It’s 1918. The world is in the grip of a global pandemic. Spanish flu has even arrived in rural America but that’s not playing on Pearl’s mind. As portrayed by Mia Goth, Pearl is an isolated farm girl with stardom in her eyes. Siphoning off money to feed her cinema habit, her Germanic mother has nothing but withering disdain for her daughter when she should be sacrificing herself to running their farm and nursing her crippled father.
… is a curious case of mixed fortune and grasping ambition.
However, from its opening strings and the score’s low register brass section, Pearl is a film that positively screams at you that nothing is ok. With its forties style typography and densely saturated 1050s colour palette, Ti West’s latest addition to his X series is a deliberate mess of homages and borrowings.
As Pearl strikes up a casual relationship with the town’s projectionist and chats to her sister-in-law Mitzi, this a deliberately one-note film. Pearl is plainly and patently bonkers. Bad stuff is about to go down and every inflexion is telegraphed well ahead with the subtlety of a fluorescent pitchfork. And normally, this would be a fatal death blow for any film less convinced of its premise – but not Pearl.
Steamrollering towards a local dance audition that could parachute Pearl to a different future, Hitchcock’s Psycho is ready to take over where The Wizard of Oz left off. Whilst Pearl’s Texas may not be Kansas, Mia Goth is completely possessed by her sense of destiny. Wild-eyed and smiling beatifically whenever the situation calls for it, her performance harks back to a Betty Davis on the prowl, nervously looking for affirmation in everyone she terrifies. Wrestling with whether she’s a “good person”, America’s well-documented need for external validation gets brushed with a brick when she realises that the farm she so desperately wants to escape is the only place that will support her version of reality.
With red flags having been constantly waived by this point, this isn’t a film for surprises but that is its clever conceit. By not attempting to withhold anything from you, you will ultimately crave any kind of hidden secret that Pearl, the film, will delight in denying you.

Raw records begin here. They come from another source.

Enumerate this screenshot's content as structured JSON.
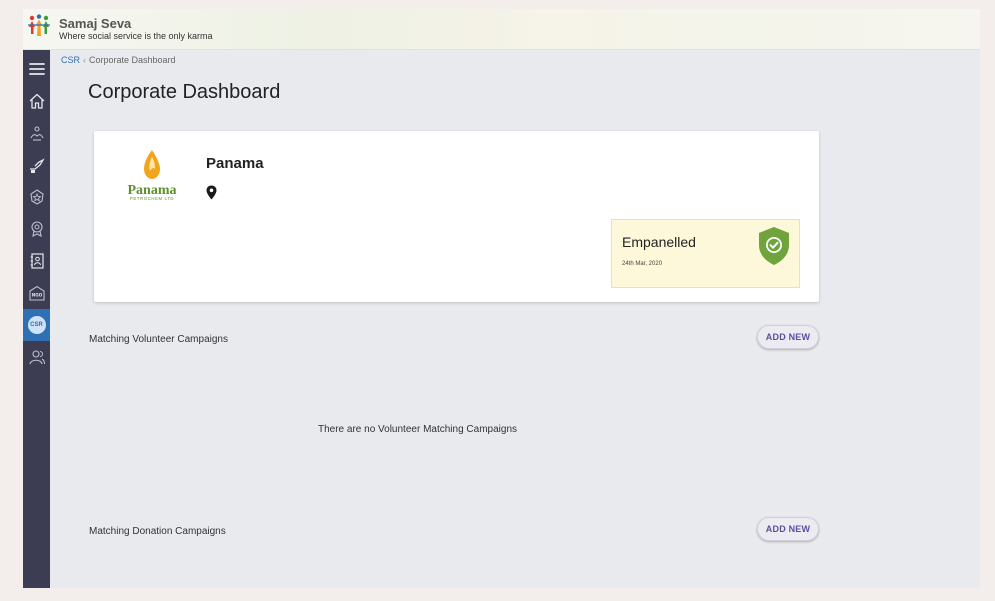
{
  "header": {
    "app_name": "Samaj Seva",
    "tagline": "Where social service is the only karma"
  },
  "sidebar": {
    "items": [
      {
        "icon": "hamburger-menu-icon",
        "active": false
      },
      {
        "icon": "home-icon",
        "active": false
      },
      {
        "icon": "charity-hands-icon",
        "active": false
      },
      {
        "icon": "donate-hand-icon",
        "active": false
      },
      {
        "icon": "badge-icon",
        "active": false
      },
      {
        "icon": "award-icon",
        "active": false
      },
      {
        "icon": "contacts-book-icon",
        "active": false
      },
      {
        "icon": "ngo-building-icon",
        "label": "NGO",
        "active": false
      },
      {
        "icon": "csr-icon",
        "label": "CSR",
        "active": true
      },
      {
        "icon": "users-icon",
        "active": false
      }
    ]
  },
  "breadcrumb": {
    "root": "CSR",
    "separator": "‹",
    "current": "Corporate Dashboard"
  },
  "page_title": "Corporate Dashboard",
  "company": {
    "name": "Panama",
    "logo_text": "Panama",
    "logo_subtext": "PETROCHEM LTD"
  },
  "status": {
    "label": "Empanelled",
    "date": "24th Mar, 2020"
  },
  "volunteer_section": {
    "title": "Matching Volunteer Campaigns",
    "add_label": "ADD NEW",
    "empty_message": "There are no Volunteer Matching Campaigns"
  },
  "donation_section": {
    "title": "Matching Donation Campaigns",
    "add_label": "ADD NEW"
  },
  "colors": {
    "sidebar": "#3c3c52",
    "active": "#2f6fb4",
    "shield": "#6fa33c",
    "button_text": "#5a4fa0"
  }
}
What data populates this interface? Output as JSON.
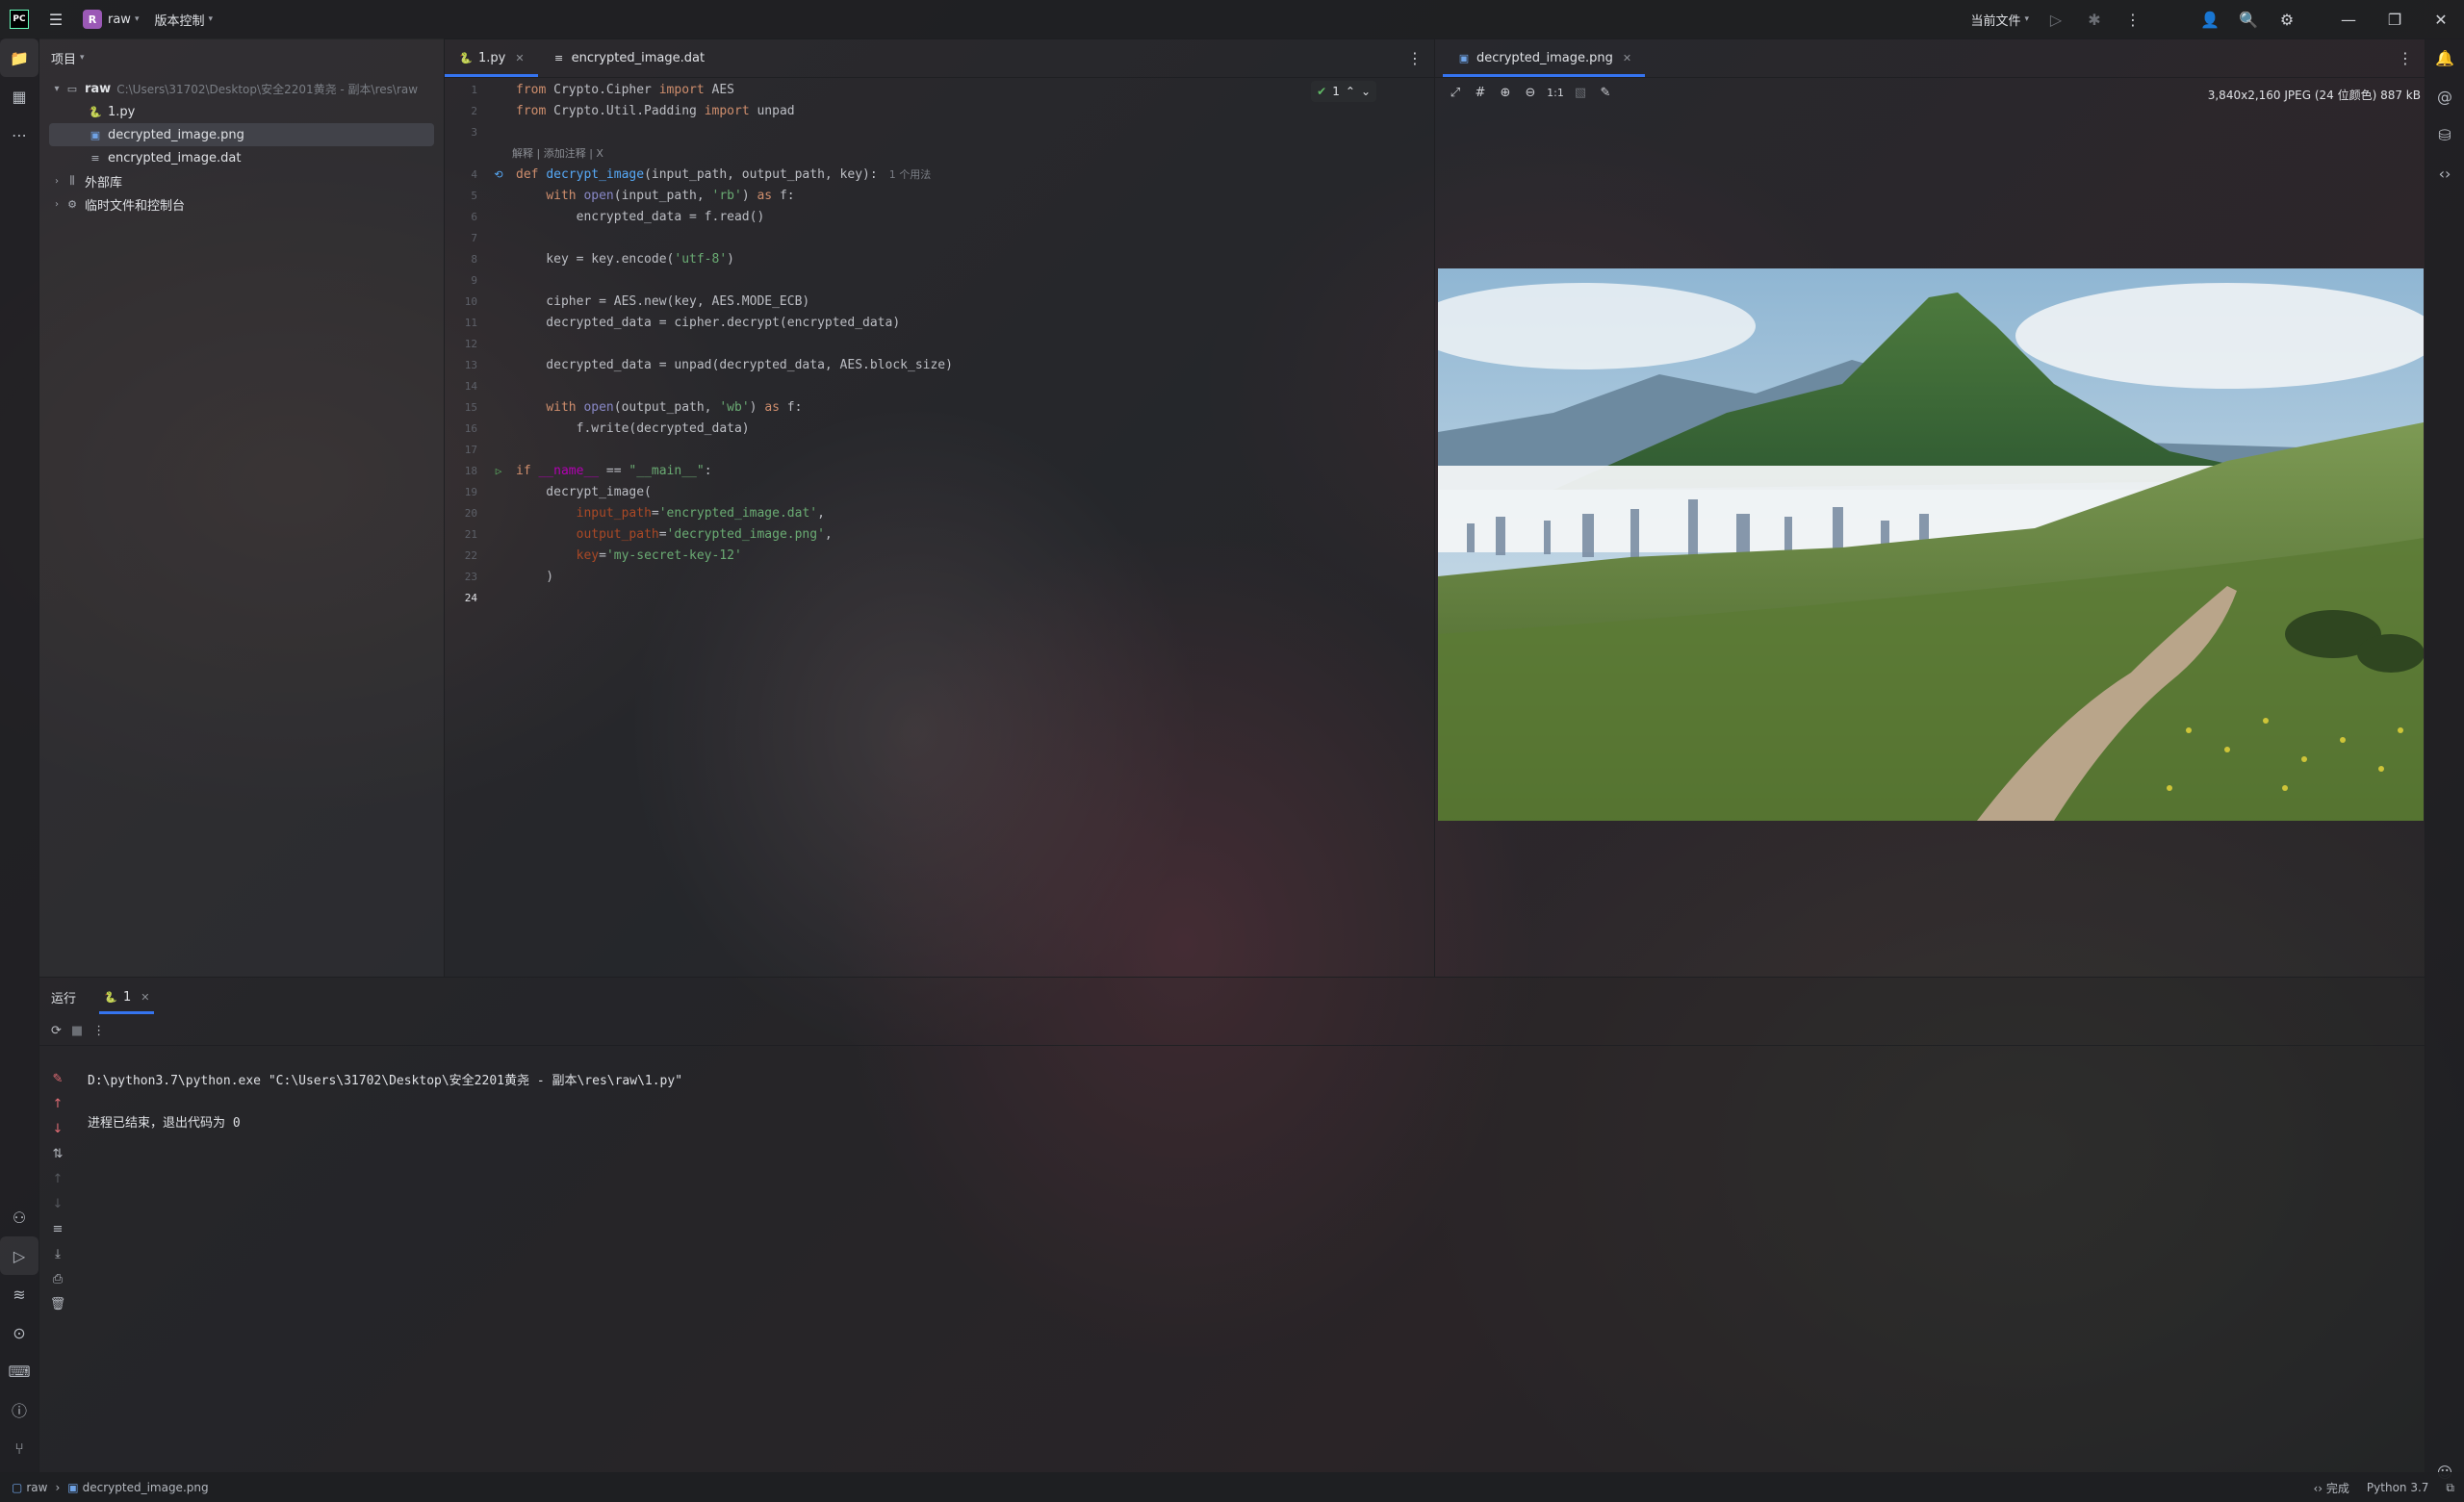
{
  "titlebar": {
    "project_initial": "R",
    "project_name": "raw",
    "vcs_label": "版本控制",
    "run_config": "当前文件"
  },
  "project_panel": {
    "title": "项目",
    "root_name": "raw",
    "root_path": "C:\\Users\\31702\\Desktop\\安全2201黄尧 - 副本\\res\\raw",
    "files": [
      "1.py",
      "decrypted_image.png",
      "encrypted_image.dat"
    ],
    "external_libs": "外部库",
    "scratches": "临时文件和控制台"
  },
  "editor_left": {
    "tabs": [
      {
        "label": "1.py",
        "active": true
      },
      {
        "label": "encrypted_image.dat",
        "active": false
      }
    ],
    "inspection_count": "1",
    "hint_text": "解释 | 添加注释 | X",
    "usage_hint": "1 个用法",
    "line_numbers": [
      "1",
      "2",
      "3",
      "4",
      "5",
      "6",
      "7",
      "8",
      "9",
      "10",
      "11",
      "12",
      "13",
      "14",
      "15",
      "16",
      "17",
      "18",
      "19",
      "20",
      "21",
      "22",
      "23",
      "24"
    ]
  },
  "editor_right": {
    "tab_label": "decrypted_image.png",
    "zoom_label": "1:1",
    "image_info": "3,840x2,160 JPEG (24 位颜色) 887 kB"
  },
  "run_panel": {
    "title": "运行",
    "tab_label": "1",
    "command": "D:\\python3.7\\python.exe \"C:\\Users\\31702\\Desktop\\安全2201黄尧 - 副本\\res\\raw\\1.py\"",
    "exit_message": "进程已结束，退出代码为 0"
  },
  "statusbar": {
    "crumb_root": "raw",
    "crumb_file": "decrypted_image.png",
    "status": "完成",
    "interpreter": "Python 3.7"
  },
  "colors": {
    "accent": "#3574f0",
    "keyword": "#cf8e6d",
    "function": "#56a8f5",
    "string": "#6aab73"
  }
}
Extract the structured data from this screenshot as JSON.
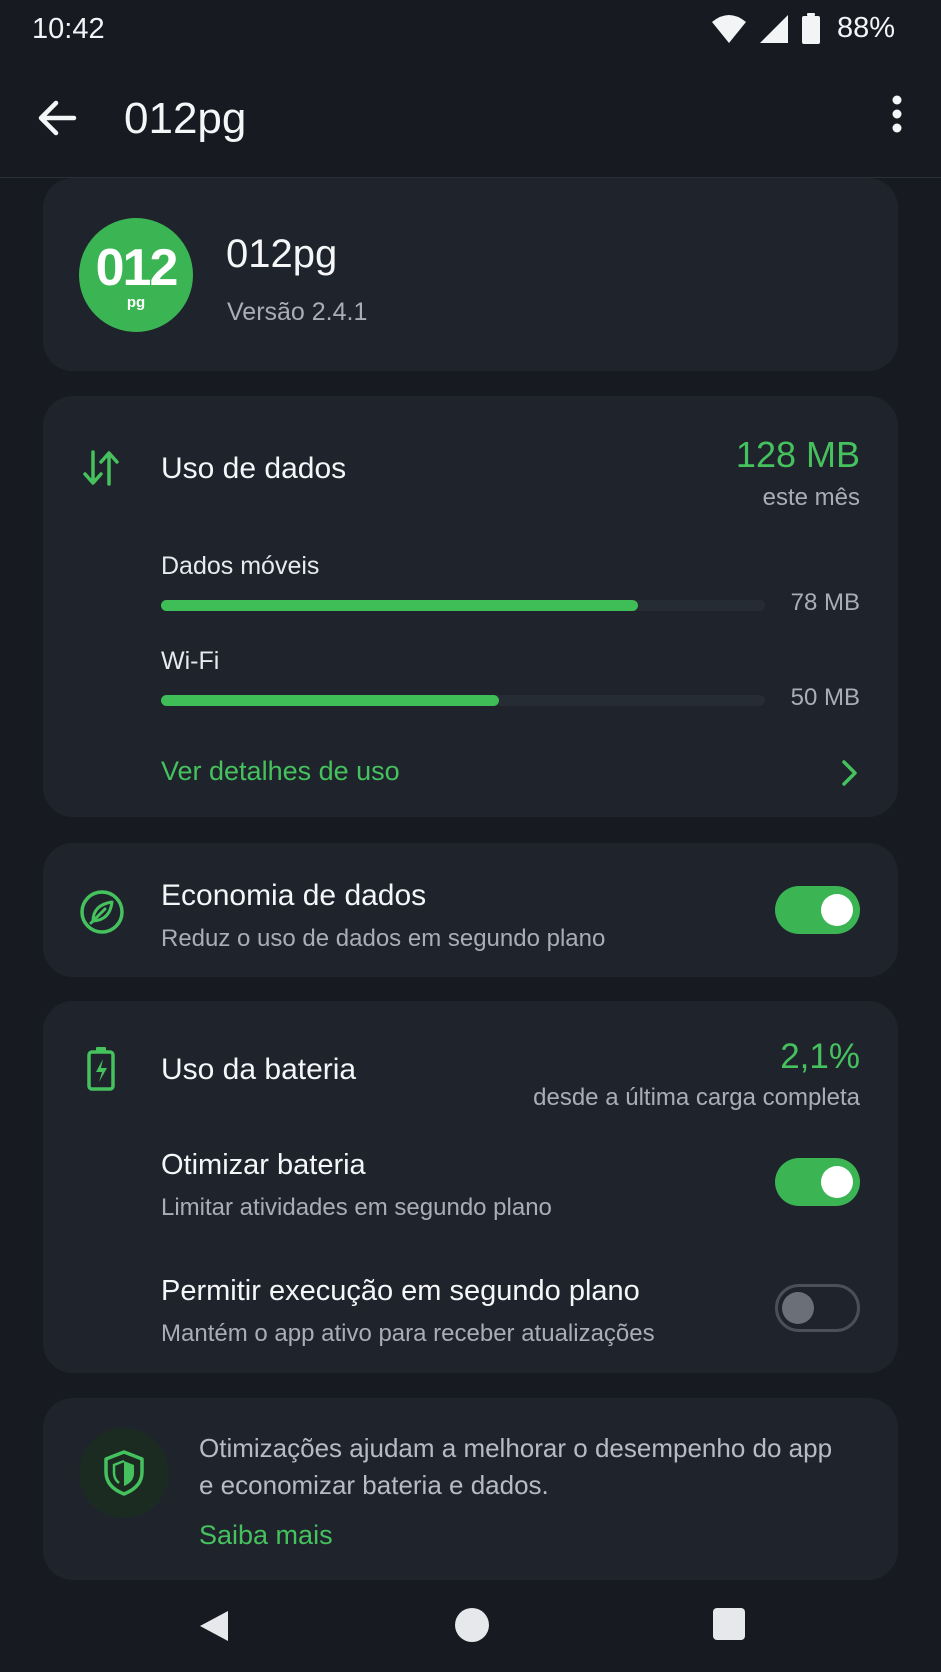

Sitting through the credits, I have to admit Pearl is one of the most tonally challenging films I’ve watched in a long, long time. From the direction, the score, the scoring and the script, it sails right on the edge of parody without ever capsizing over into it.
See Pearl. Let her knowingly frustrate you. It’ll be worth it.